[RECORDS TO PROCESS — start]
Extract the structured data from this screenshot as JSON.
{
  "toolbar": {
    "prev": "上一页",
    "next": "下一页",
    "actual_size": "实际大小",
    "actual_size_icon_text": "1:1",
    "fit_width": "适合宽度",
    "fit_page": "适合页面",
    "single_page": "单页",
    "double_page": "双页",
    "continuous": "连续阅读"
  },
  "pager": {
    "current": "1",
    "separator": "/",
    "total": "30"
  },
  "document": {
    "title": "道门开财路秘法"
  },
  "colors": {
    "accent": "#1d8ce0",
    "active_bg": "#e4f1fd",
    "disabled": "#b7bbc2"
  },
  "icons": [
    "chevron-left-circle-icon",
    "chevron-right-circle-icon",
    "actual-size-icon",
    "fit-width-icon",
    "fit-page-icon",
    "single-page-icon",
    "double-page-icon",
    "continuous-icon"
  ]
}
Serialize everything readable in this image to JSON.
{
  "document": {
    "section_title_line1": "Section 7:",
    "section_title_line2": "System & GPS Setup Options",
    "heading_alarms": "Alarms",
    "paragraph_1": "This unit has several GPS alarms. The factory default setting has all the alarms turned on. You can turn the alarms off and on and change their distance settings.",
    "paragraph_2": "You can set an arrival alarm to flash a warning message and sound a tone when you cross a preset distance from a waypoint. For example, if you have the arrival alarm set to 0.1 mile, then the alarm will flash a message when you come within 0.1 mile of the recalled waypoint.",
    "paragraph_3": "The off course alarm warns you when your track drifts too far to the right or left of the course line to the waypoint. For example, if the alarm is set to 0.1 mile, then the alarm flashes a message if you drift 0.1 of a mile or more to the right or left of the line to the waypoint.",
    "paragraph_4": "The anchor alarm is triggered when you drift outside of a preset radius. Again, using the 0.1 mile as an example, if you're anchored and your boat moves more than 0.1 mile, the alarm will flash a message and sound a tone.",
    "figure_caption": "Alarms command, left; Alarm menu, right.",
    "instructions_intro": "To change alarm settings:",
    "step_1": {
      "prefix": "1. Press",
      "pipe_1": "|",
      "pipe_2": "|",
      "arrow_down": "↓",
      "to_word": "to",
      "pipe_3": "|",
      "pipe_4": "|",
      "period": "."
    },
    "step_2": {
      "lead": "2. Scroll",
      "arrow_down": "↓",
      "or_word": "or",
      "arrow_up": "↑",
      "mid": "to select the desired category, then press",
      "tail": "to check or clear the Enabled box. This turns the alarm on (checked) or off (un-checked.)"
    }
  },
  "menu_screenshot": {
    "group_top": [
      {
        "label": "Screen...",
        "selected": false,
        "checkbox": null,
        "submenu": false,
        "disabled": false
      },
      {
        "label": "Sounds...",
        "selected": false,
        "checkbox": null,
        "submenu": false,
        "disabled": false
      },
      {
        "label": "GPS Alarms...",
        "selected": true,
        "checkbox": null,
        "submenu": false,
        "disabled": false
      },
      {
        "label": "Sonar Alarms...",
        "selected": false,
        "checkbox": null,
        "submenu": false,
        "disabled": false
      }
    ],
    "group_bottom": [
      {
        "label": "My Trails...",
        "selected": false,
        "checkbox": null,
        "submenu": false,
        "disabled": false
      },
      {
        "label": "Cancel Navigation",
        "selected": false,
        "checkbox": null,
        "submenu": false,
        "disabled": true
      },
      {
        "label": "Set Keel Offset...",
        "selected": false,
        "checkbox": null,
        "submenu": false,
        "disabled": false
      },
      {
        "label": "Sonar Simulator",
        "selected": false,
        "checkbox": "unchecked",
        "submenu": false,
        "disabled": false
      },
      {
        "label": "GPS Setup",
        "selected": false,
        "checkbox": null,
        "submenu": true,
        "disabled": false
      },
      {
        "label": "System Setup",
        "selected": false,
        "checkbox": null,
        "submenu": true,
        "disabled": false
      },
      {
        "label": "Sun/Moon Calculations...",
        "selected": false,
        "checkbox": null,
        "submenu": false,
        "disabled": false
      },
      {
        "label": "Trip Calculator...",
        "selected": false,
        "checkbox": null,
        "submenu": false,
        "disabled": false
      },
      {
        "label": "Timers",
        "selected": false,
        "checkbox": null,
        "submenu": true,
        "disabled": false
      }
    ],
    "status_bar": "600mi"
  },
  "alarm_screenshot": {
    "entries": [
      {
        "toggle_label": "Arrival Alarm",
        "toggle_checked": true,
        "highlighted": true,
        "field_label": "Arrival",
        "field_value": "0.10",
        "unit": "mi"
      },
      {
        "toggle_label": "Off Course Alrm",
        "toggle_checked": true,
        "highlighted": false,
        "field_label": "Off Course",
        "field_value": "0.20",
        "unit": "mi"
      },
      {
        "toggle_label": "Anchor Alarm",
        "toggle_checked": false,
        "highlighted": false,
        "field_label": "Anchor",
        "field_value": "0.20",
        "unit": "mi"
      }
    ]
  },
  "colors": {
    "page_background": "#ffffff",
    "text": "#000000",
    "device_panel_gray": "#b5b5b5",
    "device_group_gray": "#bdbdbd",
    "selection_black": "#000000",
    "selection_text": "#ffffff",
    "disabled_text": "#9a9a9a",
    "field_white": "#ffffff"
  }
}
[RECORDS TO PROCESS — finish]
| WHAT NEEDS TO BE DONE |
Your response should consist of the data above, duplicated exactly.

| WRITTEN SOLUTION |
Extract the structured data from this screenshot as JSON.
{
  "toolbar": {
    "prev": "上一页",
    "next": "下一页",
    "actual_size": "实际大小",
    "actual_size_icon_text": "1:1",
    "fit_width": "适合宽度",
    "fit_page": "适合页面",
    "single_page": "单页",
    "double_page": "双页",
    "continuous": "连续阅读"
  },
  "pager": {
    "current": "1",
    "separator": "/",
    "total": "30"
  },
  "document": {
    "title": "道门开财路秘法"
  },
  "colors": {
    "accent": "#1d8ce0",
    "active_bg": "#e4f1fd",
    "disabled": "#b7bbc2"
  },
  "icons": [
    "chevron-left-circle-icon",
    "chevron-right-circle-icon",
    "actual-size-icon",
    "fit-width-icon",
    "fit-page-icon",
    "single-page-icon",
    "double-page-icon",
    "continuous-icon"
  ]
}
Serialize everything readable in this image to JSON.
{
  "document": {
    "section_title_line1": "Section 7:",
    "section_title_line2": "System & GPS Setup Options",
    "heading_alarms": "Alarms",
    "paragraph_1": "This unit has several GPS alarms. The factory default setting has all the alarms turned on. You can turn the alarms off and on and change their distance settings.",
    "paragraph_2": "You can set an arrival alarm to flash a warning message and sound a tone when you cross a preset distance from a waypoint. For example, if you have the arrival alarm set to 0.1 mile, then the alarm will flash a message when you come within 0.1 mile of the recalled waypoint.",
    "paragraph_3": "The off course alarm warns you when your track drifts too far to the right or left of the course line to the waypoint. For example, if the alarm is set to 0.1 mile, then the alarm flashes a message if you drift 0.1 of a mile or more to the right or left of the line to the waypoint.",
    "paragraph_4": "The anchor alarm is triggered when you drift outside of a preset radius. Again, using the 0.1 mile as an example, if you're anchored and your boat moves more than 0.1 mile, the alarm will flash a message and sound a tone.",
    "figure_caption": "Alarms command, left; Alarm menu, right.",
    "instructions_intro": "To change alarm settings:",
    "step_1": {
      "prefix": "1. Press",
      "pipe_1": "|",
      "pipe_2": "|",
      "arrow_down": "↓",
      "to_word": "to",
      "pipe_3": "|",
      "pipe_4": "|",
      "period": "."
    },
    "step_2": {
      "lead": "2. Scroll",
      "arrow_down": "↓",
      "or_word": "or",
      "arrow_up": "↑",
      "mid": "to select the desired category, then press",
      "tail": "to check or clear the Enabled box. This turns the alarm on (checked) or off (un-checked.)"
    }
  },
  "menu_screenshot": {
    "group_top": [
      {
        "label": "Screen...",
        "selected": false,
        "checkbox": null,
        "submenu": false,
        "disabled": false
      },
      {
        "label": "Sounds...",
        "selected": false,
        "checkbox": null,
        "submenu": false,
        "disabled": false
      },
      {
        "label": "GPS Alarms...",
        "selected": true,
        "checkbox": null,
        "submenu": false,
        "disabled": false
      },
      {
        "label": "Sonar Alarms...",
        "selected": false,
        "checkbox": null,
        "submenu": false,
        "disabled": false
      }
    ],
    "group_bottom": [
      {
        "label": "My Trails...",
        "selected": false,
        "checkbox": null,
        "submenu": false,
        "disabled": false
      },
      {
        "label": "Cancel Navigation",
        "selected": false,
        "checkbox": null,
        "submenu": false,
        "disabled": true
      },
      {
        "label": "Set Keel Offset...",
        "selected": false,
        "checkbox": null,
        "submenu": false,
        "disabled": false
      },
      {
        "label": "Sonar Simulator",
        "selected": false,
        "checkbox": "unchecked",
        "submenu": false,
        "disabled": false
      },
      {
        "label": "GPS Setup",
        "selected": false,
        "checkbox": null,
        "submenu": true,
        "disabled": false
      },
      {
        "label": "System Setup",
        "selected": false,
        "checkbox": null,
        "submenu": true,
        "disabled": false
      },
      {
        "label": "Sun/Moon Calculations...",
        "selected": false,
        "checkbox": null,
        "submenu": false,
        "disabled": false
      },
      {
        "label": "Trip Calculator...",
        "selected": false,
        "checkbox": null,
        "submenu": false,
        "disabled": false
      },
      {
        "label": "Timers",
        "selected": false,
        "checkbox": null,
        "submenu": true,
        "disabled": false
      }
    ],
    "status_bar": "600mi"
  },
  "alarm_screenshot": {
    "entries": [
      {
        "toggle_label": "Arrival Alarm",
        "toggle_checked": true,
        "highlighted": true,
        "field_label": "Arrival",
        "field_value": "0.10",
        "unit": "mi"
      },
      {
        "toggle_label": "Off Course Alrm",
        "toggle_checked": true,
        "highlighted": false,
        "field_label": "Off Course",
        "field_value": "0.20",
        "unit": "mi"
      },
      {
        "toggle_label": "Anchor Alarm",
        "toggle_checked": false,
        "highlighted": false,
        "field_label": "Anchor",
        "field_value": "0.20",
        "unit": "mi"
      }
    ]
  },
  "colors": {
    "page_background": "#ffffff",
    "text": "#000000",
    "device_panel_gray": "#b5b5b5",
    "device_group_gray": "#bdbdbd",
    "selection_black": "#000000",
    "selection_text": "#ffffff",
    "disabled_text": "#9a9a9a",
    "field_white": "#ffffff"
  }
}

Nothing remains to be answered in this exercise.